TASK BRIEF: Tally the lines of these entries that include "Casual"; respond with only that tally.

INPUT RECORDS:
>>>>

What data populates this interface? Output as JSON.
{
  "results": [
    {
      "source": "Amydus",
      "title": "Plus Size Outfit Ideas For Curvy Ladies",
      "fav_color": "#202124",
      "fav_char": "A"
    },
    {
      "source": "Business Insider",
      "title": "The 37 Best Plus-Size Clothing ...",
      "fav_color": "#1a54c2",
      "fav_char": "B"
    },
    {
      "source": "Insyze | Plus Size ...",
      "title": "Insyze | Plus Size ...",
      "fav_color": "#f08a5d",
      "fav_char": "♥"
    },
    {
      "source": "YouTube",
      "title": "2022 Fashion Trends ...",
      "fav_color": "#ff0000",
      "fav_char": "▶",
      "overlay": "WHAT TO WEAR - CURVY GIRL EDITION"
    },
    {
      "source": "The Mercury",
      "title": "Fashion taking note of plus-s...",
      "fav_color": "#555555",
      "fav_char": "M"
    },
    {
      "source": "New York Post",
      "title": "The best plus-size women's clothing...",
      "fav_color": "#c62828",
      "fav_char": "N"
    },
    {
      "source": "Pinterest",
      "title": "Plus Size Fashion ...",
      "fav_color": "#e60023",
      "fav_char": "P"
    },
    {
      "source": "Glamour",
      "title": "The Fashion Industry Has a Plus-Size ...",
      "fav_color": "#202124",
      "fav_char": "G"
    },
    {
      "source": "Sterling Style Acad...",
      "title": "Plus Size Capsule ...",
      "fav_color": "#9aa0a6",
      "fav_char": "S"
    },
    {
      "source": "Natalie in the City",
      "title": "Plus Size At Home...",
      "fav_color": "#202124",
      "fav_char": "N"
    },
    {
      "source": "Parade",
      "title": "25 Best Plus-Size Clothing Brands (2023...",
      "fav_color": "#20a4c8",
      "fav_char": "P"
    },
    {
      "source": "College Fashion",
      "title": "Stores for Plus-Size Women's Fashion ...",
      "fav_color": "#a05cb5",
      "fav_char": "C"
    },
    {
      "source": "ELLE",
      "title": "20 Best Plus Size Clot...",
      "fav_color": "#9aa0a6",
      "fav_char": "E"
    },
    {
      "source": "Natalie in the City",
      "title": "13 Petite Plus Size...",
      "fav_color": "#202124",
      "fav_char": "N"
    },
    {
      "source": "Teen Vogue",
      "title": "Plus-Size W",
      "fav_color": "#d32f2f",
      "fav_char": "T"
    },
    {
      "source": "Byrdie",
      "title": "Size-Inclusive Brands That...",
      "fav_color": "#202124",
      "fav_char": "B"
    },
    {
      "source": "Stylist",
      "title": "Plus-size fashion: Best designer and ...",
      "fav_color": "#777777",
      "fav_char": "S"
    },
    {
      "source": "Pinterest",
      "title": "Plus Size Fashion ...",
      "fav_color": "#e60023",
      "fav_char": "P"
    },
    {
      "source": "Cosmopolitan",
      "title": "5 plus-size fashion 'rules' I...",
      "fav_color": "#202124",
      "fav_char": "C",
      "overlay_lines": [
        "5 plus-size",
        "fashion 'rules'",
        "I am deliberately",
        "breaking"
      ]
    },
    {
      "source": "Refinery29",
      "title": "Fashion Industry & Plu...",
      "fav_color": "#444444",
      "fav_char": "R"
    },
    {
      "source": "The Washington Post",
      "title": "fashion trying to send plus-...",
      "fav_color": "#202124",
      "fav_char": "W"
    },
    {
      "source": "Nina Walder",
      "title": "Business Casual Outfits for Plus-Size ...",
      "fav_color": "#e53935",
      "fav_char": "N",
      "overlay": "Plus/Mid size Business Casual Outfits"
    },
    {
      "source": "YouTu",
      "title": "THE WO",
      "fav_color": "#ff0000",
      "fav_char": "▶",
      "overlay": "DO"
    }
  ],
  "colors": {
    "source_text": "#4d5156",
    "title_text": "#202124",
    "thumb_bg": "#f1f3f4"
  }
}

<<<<

ANSWER: 2